## EXERCISE DETAILS
Your answer should be the lines of the listing that contain the word "JSON".

[Start of Attachment]

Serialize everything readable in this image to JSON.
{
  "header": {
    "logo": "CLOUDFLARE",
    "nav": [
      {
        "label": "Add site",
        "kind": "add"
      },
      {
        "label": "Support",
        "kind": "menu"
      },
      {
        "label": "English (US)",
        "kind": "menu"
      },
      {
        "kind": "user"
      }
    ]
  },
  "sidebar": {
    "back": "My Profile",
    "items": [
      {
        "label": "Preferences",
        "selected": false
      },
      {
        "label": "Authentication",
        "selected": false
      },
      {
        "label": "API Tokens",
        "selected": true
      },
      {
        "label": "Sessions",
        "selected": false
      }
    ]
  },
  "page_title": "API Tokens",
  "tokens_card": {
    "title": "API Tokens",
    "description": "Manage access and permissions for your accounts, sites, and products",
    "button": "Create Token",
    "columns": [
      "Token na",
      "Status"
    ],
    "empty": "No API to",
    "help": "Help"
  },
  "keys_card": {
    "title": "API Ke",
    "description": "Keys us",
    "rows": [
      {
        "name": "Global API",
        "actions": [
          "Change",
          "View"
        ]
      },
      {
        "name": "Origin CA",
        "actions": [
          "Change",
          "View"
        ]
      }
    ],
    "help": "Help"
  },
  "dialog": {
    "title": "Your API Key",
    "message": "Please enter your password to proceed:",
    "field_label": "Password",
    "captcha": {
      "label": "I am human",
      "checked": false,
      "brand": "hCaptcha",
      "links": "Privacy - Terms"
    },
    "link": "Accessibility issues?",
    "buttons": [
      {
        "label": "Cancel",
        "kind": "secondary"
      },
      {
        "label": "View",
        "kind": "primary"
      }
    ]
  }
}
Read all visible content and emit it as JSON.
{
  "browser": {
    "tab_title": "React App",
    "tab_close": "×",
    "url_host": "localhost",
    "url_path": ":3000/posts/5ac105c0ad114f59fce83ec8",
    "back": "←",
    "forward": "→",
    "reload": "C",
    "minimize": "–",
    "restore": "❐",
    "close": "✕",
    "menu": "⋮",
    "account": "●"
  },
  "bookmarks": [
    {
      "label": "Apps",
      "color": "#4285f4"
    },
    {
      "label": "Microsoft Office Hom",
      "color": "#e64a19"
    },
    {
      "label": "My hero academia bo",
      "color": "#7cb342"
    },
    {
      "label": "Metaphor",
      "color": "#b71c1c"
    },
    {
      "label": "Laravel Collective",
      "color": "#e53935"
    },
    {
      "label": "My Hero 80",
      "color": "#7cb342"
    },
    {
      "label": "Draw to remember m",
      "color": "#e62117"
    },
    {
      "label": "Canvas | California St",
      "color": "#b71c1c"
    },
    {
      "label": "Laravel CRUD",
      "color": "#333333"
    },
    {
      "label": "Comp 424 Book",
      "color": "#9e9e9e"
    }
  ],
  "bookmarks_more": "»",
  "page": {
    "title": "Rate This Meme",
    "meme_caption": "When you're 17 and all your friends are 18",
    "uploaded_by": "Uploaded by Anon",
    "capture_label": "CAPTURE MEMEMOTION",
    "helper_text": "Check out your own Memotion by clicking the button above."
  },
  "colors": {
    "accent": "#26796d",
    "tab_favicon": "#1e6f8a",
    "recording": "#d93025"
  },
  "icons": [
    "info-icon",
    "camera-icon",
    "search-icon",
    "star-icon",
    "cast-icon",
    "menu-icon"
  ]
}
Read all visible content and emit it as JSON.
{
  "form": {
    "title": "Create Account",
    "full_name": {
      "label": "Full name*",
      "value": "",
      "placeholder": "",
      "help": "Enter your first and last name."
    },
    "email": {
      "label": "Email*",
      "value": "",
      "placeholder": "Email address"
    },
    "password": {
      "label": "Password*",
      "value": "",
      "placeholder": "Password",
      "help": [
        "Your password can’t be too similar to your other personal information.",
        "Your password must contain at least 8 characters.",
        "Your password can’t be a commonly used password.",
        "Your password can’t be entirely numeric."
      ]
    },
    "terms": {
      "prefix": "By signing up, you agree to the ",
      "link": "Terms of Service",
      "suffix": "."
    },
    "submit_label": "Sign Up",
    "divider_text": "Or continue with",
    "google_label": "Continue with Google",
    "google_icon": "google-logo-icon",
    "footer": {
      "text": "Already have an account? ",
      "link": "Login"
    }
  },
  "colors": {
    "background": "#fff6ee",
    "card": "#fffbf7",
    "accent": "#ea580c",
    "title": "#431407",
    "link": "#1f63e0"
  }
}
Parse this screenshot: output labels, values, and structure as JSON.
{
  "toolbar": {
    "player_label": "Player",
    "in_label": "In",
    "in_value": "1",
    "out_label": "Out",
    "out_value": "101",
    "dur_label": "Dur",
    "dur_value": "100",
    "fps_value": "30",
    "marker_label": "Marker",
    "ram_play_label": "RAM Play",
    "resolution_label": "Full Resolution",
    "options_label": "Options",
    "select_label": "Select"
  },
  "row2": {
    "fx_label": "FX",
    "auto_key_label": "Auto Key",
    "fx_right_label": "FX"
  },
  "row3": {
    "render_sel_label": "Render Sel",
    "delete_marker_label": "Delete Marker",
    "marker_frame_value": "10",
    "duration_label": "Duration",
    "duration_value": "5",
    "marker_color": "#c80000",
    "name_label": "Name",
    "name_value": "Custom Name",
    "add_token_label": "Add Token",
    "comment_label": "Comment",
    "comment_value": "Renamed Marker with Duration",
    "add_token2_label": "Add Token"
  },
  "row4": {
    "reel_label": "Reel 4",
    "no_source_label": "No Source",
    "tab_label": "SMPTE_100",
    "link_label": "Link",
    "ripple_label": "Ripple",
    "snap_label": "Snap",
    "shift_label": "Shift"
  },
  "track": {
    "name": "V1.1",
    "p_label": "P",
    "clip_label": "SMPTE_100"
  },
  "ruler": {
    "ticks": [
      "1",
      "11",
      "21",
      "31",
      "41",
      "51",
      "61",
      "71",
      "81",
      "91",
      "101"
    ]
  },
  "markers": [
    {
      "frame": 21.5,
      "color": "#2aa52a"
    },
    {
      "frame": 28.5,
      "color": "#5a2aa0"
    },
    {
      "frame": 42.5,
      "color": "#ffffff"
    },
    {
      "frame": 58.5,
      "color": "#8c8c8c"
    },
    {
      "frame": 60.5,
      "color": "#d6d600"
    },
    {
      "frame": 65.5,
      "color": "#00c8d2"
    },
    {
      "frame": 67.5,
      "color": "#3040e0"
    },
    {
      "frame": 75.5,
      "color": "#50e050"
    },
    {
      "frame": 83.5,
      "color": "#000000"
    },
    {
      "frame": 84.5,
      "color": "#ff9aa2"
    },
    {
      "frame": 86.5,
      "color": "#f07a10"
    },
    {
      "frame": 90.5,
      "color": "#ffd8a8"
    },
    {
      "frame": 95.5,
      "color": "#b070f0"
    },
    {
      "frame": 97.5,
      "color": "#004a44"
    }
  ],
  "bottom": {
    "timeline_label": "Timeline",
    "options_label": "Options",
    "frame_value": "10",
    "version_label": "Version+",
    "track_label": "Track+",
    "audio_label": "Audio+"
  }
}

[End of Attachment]

## WRITTEN RESPONSE
Serialize everything readable in this image to JSON.
Read all visible content and emit it as JSON.
Read all visible content and emit it as JSON.
Parse this screenshot: output labels, values, and structure as JSON.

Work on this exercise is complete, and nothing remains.